» **Task description**: Each record must be retyped in full. No character may differ.

» **Provided entries**:
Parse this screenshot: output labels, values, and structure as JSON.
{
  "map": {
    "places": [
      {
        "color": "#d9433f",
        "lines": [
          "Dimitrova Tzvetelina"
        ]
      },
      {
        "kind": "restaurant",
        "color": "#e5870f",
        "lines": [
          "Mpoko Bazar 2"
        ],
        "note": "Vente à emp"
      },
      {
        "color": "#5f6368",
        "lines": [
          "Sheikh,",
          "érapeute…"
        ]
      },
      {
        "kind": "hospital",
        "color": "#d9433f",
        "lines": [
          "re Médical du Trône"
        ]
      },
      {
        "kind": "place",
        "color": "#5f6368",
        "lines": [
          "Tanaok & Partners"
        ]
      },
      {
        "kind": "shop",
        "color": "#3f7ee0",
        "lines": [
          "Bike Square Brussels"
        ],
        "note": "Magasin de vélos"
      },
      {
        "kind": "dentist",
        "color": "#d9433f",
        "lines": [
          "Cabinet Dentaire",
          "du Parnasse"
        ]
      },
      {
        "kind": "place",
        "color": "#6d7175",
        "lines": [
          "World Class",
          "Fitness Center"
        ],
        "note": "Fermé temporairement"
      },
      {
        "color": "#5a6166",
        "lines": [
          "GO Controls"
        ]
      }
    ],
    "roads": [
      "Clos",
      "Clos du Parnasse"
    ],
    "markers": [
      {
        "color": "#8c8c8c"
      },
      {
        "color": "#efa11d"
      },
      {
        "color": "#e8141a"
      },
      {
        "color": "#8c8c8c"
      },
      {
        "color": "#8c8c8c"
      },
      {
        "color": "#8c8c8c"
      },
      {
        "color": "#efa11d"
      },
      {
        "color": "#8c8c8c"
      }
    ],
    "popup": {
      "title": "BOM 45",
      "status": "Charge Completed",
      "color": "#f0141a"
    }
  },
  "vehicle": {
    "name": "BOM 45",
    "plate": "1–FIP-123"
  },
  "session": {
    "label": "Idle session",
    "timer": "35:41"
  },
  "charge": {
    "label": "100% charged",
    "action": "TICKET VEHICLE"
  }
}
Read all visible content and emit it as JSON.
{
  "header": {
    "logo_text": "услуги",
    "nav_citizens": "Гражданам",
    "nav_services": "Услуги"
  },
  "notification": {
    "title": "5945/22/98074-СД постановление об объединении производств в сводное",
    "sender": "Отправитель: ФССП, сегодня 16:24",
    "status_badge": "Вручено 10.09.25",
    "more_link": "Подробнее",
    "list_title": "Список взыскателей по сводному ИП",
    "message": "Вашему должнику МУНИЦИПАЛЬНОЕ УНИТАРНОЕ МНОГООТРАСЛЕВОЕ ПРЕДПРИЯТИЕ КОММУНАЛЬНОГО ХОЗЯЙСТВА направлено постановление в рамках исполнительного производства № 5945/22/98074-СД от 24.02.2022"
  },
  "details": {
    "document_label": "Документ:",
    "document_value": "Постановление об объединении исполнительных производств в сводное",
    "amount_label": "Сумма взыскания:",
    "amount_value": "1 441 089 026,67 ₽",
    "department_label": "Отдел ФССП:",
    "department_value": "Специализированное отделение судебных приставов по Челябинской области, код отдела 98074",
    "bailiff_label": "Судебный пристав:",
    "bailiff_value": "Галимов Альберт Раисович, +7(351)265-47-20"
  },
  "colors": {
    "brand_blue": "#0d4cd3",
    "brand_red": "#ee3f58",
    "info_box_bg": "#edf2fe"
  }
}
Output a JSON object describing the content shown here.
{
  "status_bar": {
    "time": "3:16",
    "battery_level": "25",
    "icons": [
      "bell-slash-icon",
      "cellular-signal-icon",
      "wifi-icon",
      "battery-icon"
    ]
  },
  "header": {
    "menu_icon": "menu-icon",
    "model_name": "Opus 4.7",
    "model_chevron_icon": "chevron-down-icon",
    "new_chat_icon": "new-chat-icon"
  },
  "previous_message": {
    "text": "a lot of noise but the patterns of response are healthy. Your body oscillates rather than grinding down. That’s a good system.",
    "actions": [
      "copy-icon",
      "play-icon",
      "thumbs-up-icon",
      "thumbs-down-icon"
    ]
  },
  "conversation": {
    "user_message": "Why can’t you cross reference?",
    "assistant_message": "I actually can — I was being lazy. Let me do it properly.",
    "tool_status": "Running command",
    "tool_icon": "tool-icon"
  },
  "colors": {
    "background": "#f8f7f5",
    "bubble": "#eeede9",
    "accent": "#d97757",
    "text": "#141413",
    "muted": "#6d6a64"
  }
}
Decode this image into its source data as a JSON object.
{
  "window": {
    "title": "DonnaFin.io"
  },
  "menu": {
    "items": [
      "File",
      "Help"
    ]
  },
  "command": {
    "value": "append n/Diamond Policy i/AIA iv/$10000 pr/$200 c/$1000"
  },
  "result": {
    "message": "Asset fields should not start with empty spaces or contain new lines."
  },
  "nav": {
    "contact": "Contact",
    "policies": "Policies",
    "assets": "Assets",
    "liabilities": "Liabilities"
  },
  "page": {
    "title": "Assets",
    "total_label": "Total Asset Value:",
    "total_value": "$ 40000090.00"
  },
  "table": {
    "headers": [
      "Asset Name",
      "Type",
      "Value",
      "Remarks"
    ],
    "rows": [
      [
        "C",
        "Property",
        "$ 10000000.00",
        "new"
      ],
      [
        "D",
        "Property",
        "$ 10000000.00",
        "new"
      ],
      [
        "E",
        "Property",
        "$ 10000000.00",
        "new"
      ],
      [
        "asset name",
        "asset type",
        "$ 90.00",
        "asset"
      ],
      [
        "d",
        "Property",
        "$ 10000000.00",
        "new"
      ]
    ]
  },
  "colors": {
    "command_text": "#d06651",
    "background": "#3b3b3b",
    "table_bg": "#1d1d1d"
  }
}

» **Problem solution**:
Parse this screenshot: output labels, values, and structure as JSON.
{
  "map": {
    "places": [
      {
        "color": "#d9433f",
        "lines": [
          "Dimitrova Tzvetelina"
        ]
      },
      {
        "kind": "restaurant",
        "color": "#e5870f",
        "lines": [
          "Mpoko Bazar 2"
        ],
        "note": "Vente à emp"
      },
      {
        "color": "#5f6368",
        "lines": [
          "Sheikh,",
          "érapeute…"
        ]
      },
      {
        "kind": "hospital",
        "color": "#d9433f",
        "lines": [
          "re Médical du Trône"
        ]
      },
      {
        "kind": "place",
        "color": "#5f6368",
        "lines": [
          "Tanaok & Partners"
        ]
      },
      {
        "kind": "shop",
        "color": "#3f7ee0",
        "lines": [
          "Bike Square Brussels"
        ],
        "note": "Magasin de vélos"
      },
      {
        "kind": "dentist",
        "color": "#d9433f",
        "lines": [
          "Cabinet Dentaire",
          "du Parnasse"
        ]
      },
      {
        "kind": "place",
        "color": "#6d7175",
        "lines": [
          "World Class",
          "Fitness Center"
        ],
        "note": "Fermé temporairement"
      },
      {
        "color": "#5a6166",
        "lines": [
          "GO Controls"
        ]
      }
    ],
    "roads": [
      "Clos",
      "Clos du Parnasse"
    ],
    "markers": [
      {
        "color": "#8c8c8c"
      },
      {
        "color": "#efa11d"
      },
      {
        "color": "#e8141a"
      },
      {
        "color": "#8c8c8c"
      },
      {
        "color": "#8c8c8c"
      },
      {
        "color": "#8c8c8c"
      },
      {
        "color": "#efa11d"
      },
      {
        "color": "#8c8c8c"
      }
    ],
    "popup": {
      "title": "BOM 45",
      "status": "Charge Completed",
      "color": "#f0141a"
    }
  },
  "vehicle": {
    "name": "BOM 45",
    "plate": "1–FIP-123"
  },
  "session": {
    "label": "Idle session",
    "timer": "35:41"
  },
  "charge": {
    "label": "100% charged",
    "action": "TICKET VEHICLE"
  }
}
Read all visible content and emit it as JSON.
{
  "header": {
    "logo_text": "услуги",
    "nav_citizens": "Гражданам",
    "nav_services": "Услуги"
  },
  "notification": {
    "title": "5945/22/98074-СД постановление об объединении производств в сводное",
    "sender": "Отправитель: ФССП, сегодня 16:24",
    "status_badge": "Вручено 10.09.25",
    "more_link": "Подробнее",
    "list_title": "Список взыскателей по сводному ИП",
    "message": "Вашему должнику МУНИЦИПАЛЬНОЕ УНИТАРНОЕ МНОГООТРАСЛЕВОЕ ПРЕДПРИЯТИЕ КОММУНАЛЬНОГО ХОЗЯЙСТВА направлено постановление в рамках исполнительного производства № 5945/22/98074-СД от 24.02.2022"
  },
  "details": {
    "document_label": "Документ:",
    "document_value": "Постановление об объединении исполнительных производств в сводное",
    "amount_label": "Сумма взыскания:",
    "amount_value": "1 441 089 026,67 ₽",
    "department_label": "Отдел ФССП:",
    "department_value": "Специализированное отделение судебных приставов по Челябинской области, код отдела 98074",
    "bailiff_label": "Судебный пристав:",
    "bailiff_value": "Галимов Альберт Раисович, +7(351)265-47-20"
  },
  "colors": {
    "brand_blue": "#0d4cd3",
    "brand_red": "#ee3f58",
    "info_box_bg": "#edf2fe"
  }
}
Output a JSON object describing the content shown here.
{
  "status_bar": {
    "time": "3:16",
    "battery_level": "25",
    "icons": [
      "bell-slash-icon",
      "cellular-signal-icon",
      "wifi-icon",
      "battery-icon"
    ]
  },
  "header": {
    "menu_icon": "menu-icon",
    "model_name": "Opus 4.7",
    "model_chevron_icon": "chevron-down-icon",
    "new_chat_icon": "new-chat-icon"
  },
  "previous_message": {
    "text": "a lot of noise but the patterns of response are healthy. Your body oscillates rather than grinding down. That’s a good system.",
    "actions": [
      "copy-icon",
      "play-icon",
      "thumbs-up-icon",
      "thumbs-down-icon"
    ]
  },
  "conversation": {
    "user_message": "Why can’t you cross reference?",
    "assistant_message": "I actually can — I was being lazy. Let me do it properly.",
    "tool_status": "Running command",
    "tool_icon": "tool-icon"
  },
  "colors": {
    "background": "#f8f7f5",
    "bubble": "#eeede9",
    "accent": "#d97757",
    "text": "#141413",
    "muted": "#6d6a64"
  }
}
Decode this image into its source data as a JSON object.
{
  "window": {
    "title": "DonnaFin.io"
  },
  "menu": {
    "items": [
      "File",
      "Help"
    ]
  },
  "command": {
    "value": "append n/Diamond Policy i/AIA iv/$10000 pr/$200 c/$1000"
  },
  "result": {
    "message": "Asset fields should not start with empty spaces or contain new lines."
  },
  "nav": {
    "contact": "Contact",
    "policies": "Policies",
    "assets": "Assets",
    "liabilities": "Liabilities"
  },
  "page": {
    "title": "Assets",
    "total_label": "Total Asset Value:",
    "total_value": "$ 40000090.00"
  },
  "table": {
    "headers": [
      "Asset Name",
      "Type",
      "Value",
      "Remarks"
    ],
    "rows": [
      [
        "C",
        "Property",
        "$ 10000000.00",
        "new"
      ],
      [
        "D",
        "Property",
        "$ 10000000.00",
        "new"
      ],
      [
        "E",
        "Property",
        "$ 10000000.00",
        "new"
      ],
      [
        "asset name",
        "asset type",
        "$ 90.00",
        "asset"
      ],
      [
        "d",
        "Property",
        "$ 10000000.00",
        "new"
      ]
    ]
  },
  "colors": {
    "command_text": "#d06651",
    "background": "#3b3b3b",
    "table_bg": "#1d1d1d"
  }
}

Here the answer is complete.